Fourth spot goes to The Hundred Foot Journey, the new product targeting the older female demographic. This attempt at counter-programming succeeded nicely thanks to strong promotion from producers Steven Spielberg and Oprah Winfrey. The Hundred Foot Journey earned $11.1 million from only 2,023 venues, giving it a decent per venue average of $5,498. That means that the drama had a better venue average that the effects heavy Into the Storm, which earned $18 million form 3,434 venues, giving it an average of $5,246. Made for $25 million, The Hundred Foot Journey was not a big hit with critics (64% fresh), but received an A Cinemascore, with adults 25-49 giving it an A+. It should have long legs here before seeing overseas numbers similar to Best Exotic Marigold Hotel ($92 million overseas).

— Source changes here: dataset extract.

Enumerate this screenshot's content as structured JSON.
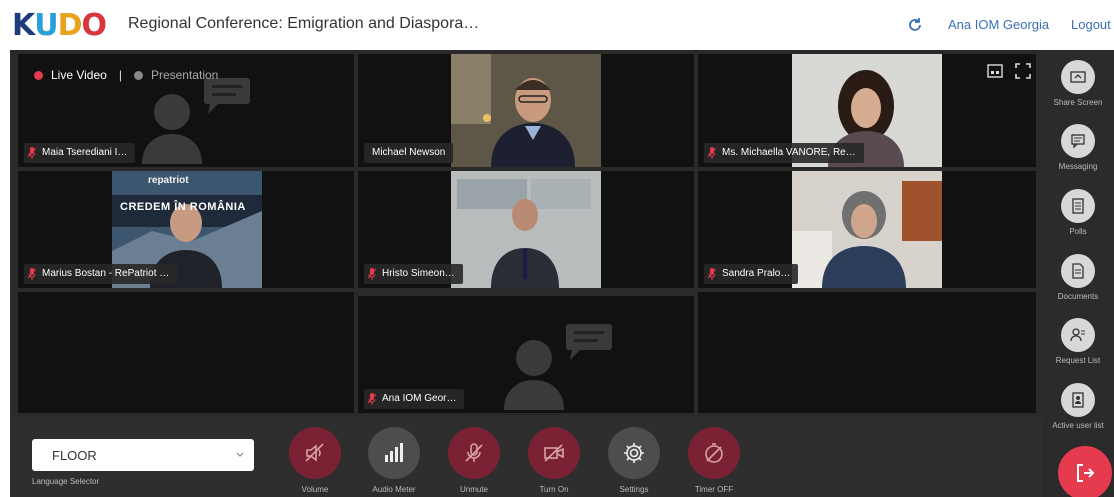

Fifth is Lucy, our number film before all this new business showed up. After a searing drop last weekend (58%), Lucy was looking to even out a bit this weekend, despite having $88 million domestic against a $40 million budget heading into the weekend. This time around, Lucy earned $9.3 million, off 49% from its second weekend. Lucy will have to wait a weekend to get to $100 million, when it becomes the 12th film of the summer to reach that total. So far, the Luc Besson flick has earned $97.4 million.